Though having seen many documentaries about volcanoes, I never thought it would be so scary to look at one up close. The volcano was emitting gushing whitish fumes with fury from the heated volcanic lava, the sound captured by the ears more frightening than what has been seen by the eyes. The scent of sulfur was everywhere and announcements were constantly made that asthma sufferers should not go closer.
A tour to Kumamoto is not complete without visiting its most symbolic historic monument; the Kumamoto castle, incidentally the location for the Tom Cruise movie ‘The Last Samurai’. The movie is based on the historic events of the Satsuma Rebellion that took place in 1877 and the final battle between Samurai warriors and the empire’s troops that took place in Kumamoto. Dating back to the 1600s, the Kumamoto Castle is considered a most impregnable fortress with singular features such as its curved stone walls called mushagaeshi and its wooden overhangs, originally designed as protection against the ninja, together with its black and white main towers according to the guides.

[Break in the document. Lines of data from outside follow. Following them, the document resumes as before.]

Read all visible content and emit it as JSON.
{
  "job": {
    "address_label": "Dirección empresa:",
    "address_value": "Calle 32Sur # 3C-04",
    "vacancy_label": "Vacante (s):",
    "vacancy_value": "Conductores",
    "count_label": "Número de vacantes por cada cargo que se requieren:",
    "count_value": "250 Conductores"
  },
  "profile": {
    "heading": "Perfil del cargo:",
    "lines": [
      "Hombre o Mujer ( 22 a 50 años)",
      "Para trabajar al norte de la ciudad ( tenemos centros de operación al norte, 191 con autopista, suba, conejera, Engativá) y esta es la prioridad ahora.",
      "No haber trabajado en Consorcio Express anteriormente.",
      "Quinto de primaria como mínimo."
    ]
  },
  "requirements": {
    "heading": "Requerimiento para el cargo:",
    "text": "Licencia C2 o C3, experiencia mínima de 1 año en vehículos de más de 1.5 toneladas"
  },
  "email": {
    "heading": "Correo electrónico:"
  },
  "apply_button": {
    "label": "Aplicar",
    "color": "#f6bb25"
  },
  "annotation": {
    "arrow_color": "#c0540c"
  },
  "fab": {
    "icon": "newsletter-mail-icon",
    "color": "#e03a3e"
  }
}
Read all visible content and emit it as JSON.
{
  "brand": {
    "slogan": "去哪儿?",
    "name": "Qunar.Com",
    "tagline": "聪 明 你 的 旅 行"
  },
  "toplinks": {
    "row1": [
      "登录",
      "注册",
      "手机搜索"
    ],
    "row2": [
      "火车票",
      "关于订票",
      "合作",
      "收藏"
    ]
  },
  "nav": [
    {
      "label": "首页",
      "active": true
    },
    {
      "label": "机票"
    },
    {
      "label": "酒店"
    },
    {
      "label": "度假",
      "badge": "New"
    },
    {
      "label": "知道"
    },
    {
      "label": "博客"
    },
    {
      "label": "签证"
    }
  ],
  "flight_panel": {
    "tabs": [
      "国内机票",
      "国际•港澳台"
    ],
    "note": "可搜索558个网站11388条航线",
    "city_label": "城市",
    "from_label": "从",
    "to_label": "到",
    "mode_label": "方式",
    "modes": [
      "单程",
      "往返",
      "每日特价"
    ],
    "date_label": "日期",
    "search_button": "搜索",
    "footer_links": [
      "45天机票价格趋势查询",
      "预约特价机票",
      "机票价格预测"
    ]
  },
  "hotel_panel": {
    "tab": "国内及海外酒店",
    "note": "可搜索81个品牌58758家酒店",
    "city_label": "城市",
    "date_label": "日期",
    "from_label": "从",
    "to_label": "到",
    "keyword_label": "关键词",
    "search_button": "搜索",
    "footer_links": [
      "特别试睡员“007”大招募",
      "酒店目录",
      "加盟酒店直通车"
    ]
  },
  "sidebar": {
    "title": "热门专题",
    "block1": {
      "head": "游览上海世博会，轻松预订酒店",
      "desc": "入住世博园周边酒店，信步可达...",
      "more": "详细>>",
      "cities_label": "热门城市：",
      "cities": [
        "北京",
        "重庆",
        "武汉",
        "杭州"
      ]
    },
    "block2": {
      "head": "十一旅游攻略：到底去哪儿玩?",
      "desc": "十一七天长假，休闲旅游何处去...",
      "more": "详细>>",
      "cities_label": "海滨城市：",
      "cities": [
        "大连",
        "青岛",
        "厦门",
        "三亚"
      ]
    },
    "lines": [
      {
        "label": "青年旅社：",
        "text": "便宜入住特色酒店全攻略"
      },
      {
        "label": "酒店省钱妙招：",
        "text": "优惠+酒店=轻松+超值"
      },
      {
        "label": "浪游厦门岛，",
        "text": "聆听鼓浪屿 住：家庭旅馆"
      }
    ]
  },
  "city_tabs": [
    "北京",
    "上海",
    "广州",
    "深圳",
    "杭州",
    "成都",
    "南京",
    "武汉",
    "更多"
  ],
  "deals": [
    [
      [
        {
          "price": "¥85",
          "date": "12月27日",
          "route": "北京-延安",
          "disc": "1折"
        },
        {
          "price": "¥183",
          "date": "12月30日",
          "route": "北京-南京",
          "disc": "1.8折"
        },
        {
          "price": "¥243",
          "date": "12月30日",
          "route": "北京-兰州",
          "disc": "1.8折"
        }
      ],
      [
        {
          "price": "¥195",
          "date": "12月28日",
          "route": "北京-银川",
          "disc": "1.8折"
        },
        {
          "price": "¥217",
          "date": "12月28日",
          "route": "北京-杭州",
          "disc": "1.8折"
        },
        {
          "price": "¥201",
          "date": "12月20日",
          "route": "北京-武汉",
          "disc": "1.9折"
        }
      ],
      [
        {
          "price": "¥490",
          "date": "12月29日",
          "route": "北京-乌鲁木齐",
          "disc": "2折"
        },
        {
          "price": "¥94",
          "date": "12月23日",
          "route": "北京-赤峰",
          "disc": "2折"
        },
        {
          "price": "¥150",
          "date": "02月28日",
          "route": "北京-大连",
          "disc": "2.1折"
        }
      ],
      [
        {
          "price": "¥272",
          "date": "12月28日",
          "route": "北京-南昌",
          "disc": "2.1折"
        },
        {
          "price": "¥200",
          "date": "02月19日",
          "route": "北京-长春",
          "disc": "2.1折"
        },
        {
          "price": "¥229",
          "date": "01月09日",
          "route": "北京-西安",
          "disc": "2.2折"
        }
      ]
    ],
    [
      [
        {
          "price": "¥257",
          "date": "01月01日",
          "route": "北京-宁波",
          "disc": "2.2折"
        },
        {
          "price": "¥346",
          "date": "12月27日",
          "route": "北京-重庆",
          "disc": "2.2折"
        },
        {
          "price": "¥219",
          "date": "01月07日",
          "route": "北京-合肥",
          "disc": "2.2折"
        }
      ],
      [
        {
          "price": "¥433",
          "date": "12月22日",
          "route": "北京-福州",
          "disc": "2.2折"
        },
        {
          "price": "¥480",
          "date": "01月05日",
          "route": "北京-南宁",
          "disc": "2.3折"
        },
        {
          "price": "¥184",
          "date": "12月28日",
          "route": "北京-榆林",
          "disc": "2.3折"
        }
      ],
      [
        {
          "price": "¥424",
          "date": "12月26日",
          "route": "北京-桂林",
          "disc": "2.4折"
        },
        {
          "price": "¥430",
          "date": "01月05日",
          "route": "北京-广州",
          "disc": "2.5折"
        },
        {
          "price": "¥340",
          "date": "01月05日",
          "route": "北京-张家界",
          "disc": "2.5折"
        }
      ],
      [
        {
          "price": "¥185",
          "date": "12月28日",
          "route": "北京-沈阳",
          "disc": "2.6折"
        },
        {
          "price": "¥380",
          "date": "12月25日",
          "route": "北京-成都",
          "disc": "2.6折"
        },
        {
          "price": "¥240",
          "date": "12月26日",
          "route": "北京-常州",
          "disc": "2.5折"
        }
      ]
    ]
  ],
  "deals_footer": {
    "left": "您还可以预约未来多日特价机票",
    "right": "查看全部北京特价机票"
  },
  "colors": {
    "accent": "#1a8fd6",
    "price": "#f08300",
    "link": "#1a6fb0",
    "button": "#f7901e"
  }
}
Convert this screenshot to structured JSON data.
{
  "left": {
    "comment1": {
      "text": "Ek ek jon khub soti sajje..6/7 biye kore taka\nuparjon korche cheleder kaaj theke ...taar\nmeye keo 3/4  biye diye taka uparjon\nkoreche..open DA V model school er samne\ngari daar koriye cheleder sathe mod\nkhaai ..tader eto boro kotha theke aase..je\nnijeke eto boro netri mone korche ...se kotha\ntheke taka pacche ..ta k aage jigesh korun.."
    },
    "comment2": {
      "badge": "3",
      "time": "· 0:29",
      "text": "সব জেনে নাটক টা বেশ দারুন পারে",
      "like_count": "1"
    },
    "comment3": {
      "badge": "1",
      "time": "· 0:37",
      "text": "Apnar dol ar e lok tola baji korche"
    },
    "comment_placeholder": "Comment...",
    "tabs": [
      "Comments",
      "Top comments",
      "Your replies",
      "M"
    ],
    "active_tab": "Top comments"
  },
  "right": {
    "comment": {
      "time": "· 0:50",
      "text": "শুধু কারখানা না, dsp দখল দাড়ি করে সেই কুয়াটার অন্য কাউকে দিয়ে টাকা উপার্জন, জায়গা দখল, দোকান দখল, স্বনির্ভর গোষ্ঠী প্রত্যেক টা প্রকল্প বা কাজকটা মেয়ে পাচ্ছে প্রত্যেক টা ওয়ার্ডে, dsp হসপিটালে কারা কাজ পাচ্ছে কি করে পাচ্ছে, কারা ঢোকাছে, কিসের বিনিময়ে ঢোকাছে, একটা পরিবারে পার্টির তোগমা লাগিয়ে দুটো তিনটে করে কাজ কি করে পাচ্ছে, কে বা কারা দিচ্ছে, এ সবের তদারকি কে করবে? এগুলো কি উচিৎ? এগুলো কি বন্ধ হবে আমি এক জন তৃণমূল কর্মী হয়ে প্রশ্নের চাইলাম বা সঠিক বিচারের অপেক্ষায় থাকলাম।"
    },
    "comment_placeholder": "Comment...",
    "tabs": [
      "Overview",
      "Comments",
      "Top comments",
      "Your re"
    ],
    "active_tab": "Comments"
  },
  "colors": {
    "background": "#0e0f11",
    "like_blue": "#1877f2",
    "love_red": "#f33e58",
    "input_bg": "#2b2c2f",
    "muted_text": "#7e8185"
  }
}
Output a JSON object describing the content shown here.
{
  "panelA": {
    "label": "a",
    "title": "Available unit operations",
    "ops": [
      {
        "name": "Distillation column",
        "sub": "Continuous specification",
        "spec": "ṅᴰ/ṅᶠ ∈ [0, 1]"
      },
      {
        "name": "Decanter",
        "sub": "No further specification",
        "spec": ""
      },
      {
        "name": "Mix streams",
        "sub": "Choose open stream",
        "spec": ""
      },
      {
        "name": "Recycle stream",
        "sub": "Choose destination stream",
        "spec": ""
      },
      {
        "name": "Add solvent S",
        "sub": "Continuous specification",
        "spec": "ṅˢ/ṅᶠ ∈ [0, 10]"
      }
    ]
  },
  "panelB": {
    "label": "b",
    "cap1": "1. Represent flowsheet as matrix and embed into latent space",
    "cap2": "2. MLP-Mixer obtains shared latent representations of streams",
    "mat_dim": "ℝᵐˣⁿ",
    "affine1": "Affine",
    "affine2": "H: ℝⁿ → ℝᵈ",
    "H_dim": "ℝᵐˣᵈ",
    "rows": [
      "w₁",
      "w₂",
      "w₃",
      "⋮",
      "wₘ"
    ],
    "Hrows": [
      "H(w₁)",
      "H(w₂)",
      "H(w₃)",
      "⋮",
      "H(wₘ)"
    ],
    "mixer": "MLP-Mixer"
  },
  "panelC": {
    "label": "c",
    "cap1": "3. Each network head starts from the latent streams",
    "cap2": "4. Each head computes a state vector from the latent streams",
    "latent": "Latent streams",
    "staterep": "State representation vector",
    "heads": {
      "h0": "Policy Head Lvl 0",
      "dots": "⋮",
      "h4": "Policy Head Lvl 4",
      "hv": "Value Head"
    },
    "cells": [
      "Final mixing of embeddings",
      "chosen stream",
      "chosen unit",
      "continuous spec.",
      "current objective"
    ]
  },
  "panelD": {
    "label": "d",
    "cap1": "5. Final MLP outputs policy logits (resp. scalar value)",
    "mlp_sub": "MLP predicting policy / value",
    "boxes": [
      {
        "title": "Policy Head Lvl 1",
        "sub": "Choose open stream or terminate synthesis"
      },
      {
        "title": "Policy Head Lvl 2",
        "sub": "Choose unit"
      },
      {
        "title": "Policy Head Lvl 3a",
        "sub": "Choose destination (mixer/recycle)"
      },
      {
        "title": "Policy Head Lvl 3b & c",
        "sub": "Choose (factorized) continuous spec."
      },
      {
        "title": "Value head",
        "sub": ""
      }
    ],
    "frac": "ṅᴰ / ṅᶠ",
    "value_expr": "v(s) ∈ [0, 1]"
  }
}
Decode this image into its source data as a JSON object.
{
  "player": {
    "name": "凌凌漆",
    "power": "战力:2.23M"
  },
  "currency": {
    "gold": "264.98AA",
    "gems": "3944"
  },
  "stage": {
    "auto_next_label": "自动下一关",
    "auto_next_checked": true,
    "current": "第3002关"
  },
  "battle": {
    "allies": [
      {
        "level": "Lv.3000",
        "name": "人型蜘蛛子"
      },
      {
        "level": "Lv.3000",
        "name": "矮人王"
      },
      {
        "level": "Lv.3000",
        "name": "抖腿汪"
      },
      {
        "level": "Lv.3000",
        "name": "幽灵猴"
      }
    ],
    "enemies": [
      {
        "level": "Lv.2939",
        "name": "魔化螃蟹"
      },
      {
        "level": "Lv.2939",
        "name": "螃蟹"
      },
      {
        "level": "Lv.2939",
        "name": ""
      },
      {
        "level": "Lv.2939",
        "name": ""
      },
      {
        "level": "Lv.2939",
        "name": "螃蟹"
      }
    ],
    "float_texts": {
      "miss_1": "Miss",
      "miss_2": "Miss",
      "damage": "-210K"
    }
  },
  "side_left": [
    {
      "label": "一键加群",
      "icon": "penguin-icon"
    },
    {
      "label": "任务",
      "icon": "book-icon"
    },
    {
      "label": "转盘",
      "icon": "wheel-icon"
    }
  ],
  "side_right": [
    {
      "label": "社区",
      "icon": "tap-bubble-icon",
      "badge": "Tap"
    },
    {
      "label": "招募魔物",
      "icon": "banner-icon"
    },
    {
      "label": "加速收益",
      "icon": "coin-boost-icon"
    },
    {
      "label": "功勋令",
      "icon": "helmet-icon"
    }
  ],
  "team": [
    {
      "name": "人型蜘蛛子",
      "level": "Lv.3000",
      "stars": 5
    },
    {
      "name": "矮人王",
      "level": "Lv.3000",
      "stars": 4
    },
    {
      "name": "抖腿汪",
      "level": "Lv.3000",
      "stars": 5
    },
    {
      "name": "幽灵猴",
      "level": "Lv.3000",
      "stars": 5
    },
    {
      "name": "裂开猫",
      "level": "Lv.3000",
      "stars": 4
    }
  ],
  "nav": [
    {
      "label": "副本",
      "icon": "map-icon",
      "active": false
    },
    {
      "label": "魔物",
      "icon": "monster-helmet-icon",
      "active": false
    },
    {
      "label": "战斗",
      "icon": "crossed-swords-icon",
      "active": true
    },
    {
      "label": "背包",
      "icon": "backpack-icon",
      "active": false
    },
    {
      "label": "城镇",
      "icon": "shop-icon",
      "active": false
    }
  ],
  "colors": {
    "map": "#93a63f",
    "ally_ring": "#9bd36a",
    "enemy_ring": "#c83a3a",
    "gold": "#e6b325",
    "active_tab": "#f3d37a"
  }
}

Today, Kumamoto Castle also houses a museum which contains palanquins, samurai armour, Japanese swords and other artefacts from the Kato and Hosokawa clans, as well as detailed information on the castle’s remarkable history. It is also an excellent site for cherry blossom viewing,
The friendly people are the most valuable asset of Kumamoto. If you are lost, most would not hesitate to come along to show you the way. I even found a Sri Lankan restaurant in Kumamoto!
Published on SundayTimes http://www.sundaytimes.lk/140406/plus/off-to-kumamoto-to-see-japans-famed-cherry-blossoms-91446.html Photo credit for Cherry Blossoms in ‘Full Bloom’ Chunli Yang.